Deeply personal art is integrated with charts and quotes from the Heart of Health: Race, Place, and Faith in Western North Carolina project. Heart of Health is a three-year community-participatory research study that seeks to better understand the role and impact of race and racism on health through secondary data analyses and interviews. It is co-led by researchers from UNC Asheville, ABIPA, and Sparrow Research, and community partners from around WNC. “One of our first findings was that much of the data on African Americans and drivers of health and inequities, for example, land and business ownership, have been suppressed due to small populations or other reasons. This collaborative research seeks to highlight and encourage responsible collection and use of data and stories,” said Ameena Batada, UNC Asheville professor of health and wellness and one of the co-leads on the Heart of Health project.

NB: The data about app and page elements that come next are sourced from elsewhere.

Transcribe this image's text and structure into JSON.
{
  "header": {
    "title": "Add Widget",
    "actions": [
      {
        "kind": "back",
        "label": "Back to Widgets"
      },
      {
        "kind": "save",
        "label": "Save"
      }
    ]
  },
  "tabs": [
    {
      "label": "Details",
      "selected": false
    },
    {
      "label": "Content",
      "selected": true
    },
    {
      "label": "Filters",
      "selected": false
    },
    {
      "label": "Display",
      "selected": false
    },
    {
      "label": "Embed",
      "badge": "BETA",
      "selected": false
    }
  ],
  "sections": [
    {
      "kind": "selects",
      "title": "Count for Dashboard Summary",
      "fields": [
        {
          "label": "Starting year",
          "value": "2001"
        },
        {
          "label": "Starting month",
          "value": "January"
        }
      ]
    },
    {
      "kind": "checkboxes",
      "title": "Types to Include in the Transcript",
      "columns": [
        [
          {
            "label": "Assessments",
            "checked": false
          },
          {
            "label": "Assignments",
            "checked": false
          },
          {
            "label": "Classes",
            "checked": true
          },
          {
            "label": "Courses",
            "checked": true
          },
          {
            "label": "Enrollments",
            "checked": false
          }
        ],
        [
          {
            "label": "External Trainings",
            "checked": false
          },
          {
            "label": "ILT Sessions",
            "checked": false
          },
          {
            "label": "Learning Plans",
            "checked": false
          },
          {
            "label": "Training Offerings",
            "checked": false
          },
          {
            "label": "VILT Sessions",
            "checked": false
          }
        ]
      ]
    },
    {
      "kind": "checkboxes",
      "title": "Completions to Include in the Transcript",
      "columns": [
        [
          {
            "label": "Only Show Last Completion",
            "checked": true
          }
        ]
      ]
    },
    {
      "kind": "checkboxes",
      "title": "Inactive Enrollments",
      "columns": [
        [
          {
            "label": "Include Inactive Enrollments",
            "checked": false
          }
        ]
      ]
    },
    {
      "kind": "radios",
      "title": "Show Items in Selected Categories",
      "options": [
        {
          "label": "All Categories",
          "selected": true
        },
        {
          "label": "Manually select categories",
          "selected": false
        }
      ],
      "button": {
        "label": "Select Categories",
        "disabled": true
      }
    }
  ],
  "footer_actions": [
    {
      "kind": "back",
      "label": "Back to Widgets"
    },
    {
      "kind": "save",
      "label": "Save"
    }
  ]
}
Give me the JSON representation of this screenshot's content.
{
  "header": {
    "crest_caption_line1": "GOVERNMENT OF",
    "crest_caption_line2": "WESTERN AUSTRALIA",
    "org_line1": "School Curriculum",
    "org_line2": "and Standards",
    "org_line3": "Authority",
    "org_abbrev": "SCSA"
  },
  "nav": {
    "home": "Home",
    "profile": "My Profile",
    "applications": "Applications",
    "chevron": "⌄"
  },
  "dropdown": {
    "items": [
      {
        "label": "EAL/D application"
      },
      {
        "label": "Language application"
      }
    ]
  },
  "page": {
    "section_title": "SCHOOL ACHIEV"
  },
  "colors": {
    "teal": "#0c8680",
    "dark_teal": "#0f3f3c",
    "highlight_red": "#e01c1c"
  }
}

Visitors to the exhibit, both in-person and online, are invited to a multisensory and interactive experience, including paintings, photographs, narrative text, quotes and graphics, sculptural pieces, digital data visualization, and music. The exhibit also invites visitors to learn about the ways in which African Americans and others in WNC are working to reduce racism and build community through grassroots and organizational efforts. JéWana Grier McEachin, executive director of ABIPA, co-lead on the Heart of Health project, and member of exhibit partner The LINKS Incorporated, remarked, “The gathering of data and translation of research through Black in Black on Black has been influenced by the connections of the Artists, WNC Research Team and Community Advisory Board. This sort of six degrees of separation between the research exhibit and active change agents through Organizations in Western North Carolina is impactful and invaluable.”

Black in Black on Black: Making the Invisible Visible will be up in the John Cram Partner Gallery at the Center for Craft at 67 Broadway Street in Asheville, NC from September 6, 2021 – January 7, 2021, and a virtual tour soon online. Support for this project was provided by a grant from the Robert Wood Johnson Foundation Interdisciplinary Research Leaders program. Interdisciplinary Research Leaders is a national program of the Robert Wood Johnson Foundation led by the University of Minnesota. The views expressed here do not necessarily reflect those of the Foundation or the University of Minnesota.

Learn more about the exhibit, artists, and research at: heartofhealthwnc.wordpress.com/, annstree.com, thinlyfoldedegg.com, www.facebook.com/ZenobiaStudio/, and pro16productions.com.